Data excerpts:
- Opening Delimiter -
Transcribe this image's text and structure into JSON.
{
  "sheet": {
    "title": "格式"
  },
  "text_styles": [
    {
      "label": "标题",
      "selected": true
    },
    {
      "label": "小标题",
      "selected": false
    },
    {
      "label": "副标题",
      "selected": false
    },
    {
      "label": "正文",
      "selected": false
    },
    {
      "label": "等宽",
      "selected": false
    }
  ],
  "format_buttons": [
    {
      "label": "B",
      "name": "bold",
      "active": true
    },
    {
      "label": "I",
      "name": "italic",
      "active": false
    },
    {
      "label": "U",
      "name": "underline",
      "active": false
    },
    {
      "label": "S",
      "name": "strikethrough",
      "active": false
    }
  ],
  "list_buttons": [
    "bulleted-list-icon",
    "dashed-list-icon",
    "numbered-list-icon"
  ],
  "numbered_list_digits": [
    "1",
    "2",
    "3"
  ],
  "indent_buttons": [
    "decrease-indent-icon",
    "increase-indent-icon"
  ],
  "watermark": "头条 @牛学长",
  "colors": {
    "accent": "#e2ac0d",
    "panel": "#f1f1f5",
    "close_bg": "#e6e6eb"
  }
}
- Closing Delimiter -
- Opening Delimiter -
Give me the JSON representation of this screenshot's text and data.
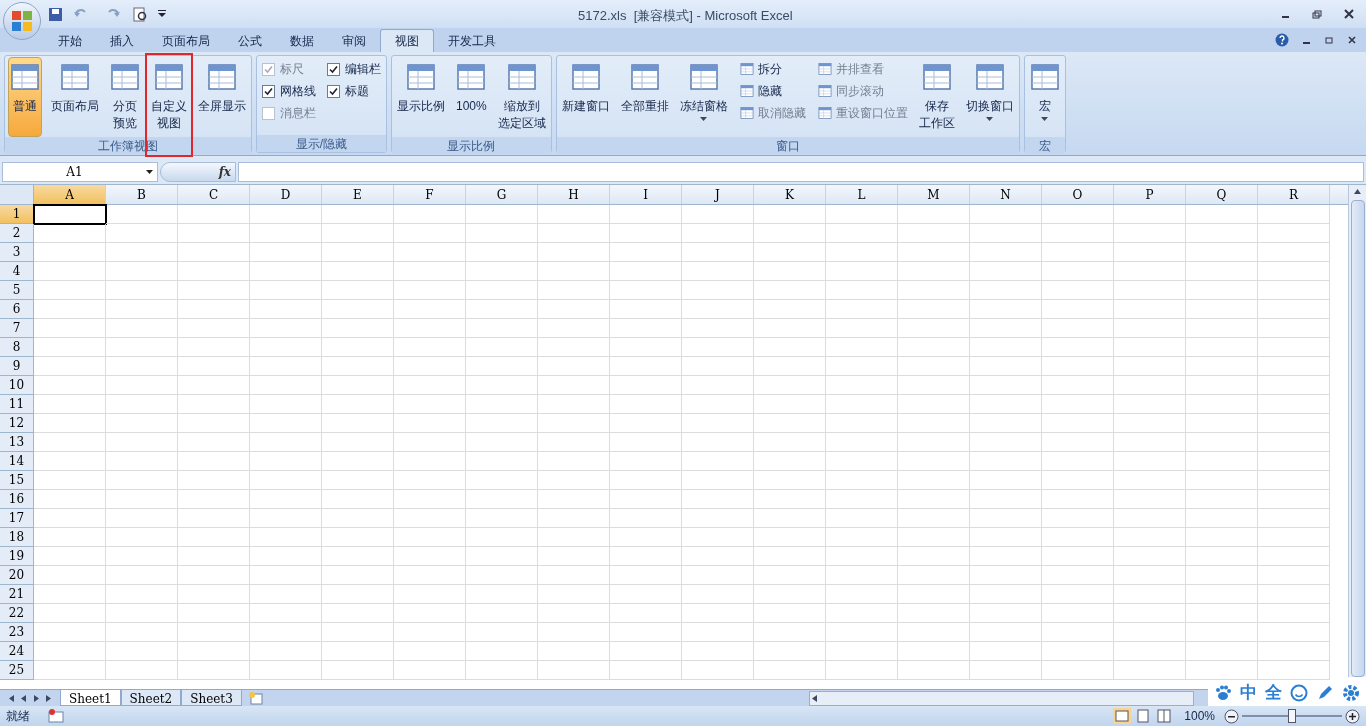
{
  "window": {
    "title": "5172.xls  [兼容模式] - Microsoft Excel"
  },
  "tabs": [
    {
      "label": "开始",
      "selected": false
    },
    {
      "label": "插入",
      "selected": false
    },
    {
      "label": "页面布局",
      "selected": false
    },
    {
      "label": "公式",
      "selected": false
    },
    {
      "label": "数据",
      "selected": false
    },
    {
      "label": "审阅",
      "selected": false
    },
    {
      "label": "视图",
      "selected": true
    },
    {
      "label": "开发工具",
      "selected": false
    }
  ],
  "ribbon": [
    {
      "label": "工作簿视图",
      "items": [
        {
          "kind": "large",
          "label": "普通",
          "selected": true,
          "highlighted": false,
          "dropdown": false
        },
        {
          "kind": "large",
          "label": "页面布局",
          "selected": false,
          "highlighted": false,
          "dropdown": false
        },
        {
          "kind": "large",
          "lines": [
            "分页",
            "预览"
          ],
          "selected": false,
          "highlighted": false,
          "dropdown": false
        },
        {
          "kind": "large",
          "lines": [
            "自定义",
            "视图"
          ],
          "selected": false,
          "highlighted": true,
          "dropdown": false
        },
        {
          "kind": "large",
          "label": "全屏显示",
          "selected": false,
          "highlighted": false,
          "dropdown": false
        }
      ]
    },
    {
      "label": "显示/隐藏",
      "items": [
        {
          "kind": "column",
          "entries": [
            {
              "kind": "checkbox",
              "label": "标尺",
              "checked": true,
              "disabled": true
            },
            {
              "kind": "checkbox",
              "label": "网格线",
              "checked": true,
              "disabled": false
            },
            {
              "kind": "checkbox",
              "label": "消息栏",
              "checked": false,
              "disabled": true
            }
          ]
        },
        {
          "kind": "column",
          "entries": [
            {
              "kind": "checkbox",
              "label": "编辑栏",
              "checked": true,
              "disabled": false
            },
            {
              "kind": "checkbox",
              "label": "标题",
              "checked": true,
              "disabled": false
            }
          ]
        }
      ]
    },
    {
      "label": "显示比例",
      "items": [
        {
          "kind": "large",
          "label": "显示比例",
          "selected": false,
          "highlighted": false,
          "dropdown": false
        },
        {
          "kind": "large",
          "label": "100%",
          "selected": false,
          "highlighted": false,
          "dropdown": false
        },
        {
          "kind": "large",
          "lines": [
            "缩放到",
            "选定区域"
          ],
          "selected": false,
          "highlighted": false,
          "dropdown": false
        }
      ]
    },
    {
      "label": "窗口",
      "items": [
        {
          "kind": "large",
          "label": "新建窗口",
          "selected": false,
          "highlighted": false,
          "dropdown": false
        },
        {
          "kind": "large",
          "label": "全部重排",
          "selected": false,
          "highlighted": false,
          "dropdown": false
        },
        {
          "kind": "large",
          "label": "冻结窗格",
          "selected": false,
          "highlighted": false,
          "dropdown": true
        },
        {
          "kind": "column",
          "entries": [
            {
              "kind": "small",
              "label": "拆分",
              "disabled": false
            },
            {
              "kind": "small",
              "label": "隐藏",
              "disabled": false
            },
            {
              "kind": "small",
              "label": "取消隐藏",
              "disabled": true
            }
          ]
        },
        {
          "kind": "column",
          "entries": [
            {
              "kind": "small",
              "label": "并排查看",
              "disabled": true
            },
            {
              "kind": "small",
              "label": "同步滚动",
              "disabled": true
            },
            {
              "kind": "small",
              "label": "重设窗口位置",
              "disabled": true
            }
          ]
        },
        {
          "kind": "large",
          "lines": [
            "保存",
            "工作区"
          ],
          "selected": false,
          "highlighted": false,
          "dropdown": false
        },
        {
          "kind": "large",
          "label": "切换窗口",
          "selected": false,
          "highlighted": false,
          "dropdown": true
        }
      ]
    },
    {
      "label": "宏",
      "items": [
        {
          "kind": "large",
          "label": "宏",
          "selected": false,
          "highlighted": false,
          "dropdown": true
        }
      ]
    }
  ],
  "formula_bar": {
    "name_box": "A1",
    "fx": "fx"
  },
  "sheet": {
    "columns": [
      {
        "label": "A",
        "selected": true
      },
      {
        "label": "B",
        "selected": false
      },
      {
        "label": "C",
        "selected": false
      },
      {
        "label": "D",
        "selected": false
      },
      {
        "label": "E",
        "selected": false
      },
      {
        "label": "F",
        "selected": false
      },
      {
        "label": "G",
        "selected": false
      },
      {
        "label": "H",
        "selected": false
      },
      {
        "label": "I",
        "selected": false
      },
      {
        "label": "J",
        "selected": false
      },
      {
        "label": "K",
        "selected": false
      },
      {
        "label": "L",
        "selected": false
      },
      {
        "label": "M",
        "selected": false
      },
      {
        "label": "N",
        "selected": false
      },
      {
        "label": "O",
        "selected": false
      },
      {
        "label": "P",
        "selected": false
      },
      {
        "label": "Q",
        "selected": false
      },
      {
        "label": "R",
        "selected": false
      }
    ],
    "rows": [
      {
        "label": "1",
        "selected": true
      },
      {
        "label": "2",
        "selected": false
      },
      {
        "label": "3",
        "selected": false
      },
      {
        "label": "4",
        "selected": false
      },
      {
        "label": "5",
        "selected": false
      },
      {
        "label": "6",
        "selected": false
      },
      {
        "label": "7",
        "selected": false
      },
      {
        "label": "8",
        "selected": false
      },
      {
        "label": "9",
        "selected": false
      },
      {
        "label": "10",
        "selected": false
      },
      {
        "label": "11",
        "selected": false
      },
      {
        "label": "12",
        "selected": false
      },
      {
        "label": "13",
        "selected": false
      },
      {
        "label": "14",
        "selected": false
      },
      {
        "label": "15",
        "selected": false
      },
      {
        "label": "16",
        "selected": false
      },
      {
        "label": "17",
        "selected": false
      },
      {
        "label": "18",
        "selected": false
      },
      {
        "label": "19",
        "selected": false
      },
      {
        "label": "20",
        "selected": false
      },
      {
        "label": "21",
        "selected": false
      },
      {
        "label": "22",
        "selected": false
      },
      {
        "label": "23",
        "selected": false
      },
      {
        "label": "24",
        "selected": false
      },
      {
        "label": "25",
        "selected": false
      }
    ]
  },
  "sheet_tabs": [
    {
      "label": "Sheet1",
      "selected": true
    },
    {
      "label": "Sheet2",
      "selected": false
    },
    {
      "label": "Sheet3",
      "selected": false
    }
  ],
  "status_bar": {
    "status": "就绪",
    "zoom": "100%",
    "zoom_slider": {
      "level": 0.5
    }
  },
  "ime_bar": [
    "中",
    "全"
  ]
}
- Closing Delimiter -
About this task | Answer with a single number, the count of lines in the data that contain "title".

Task result | 2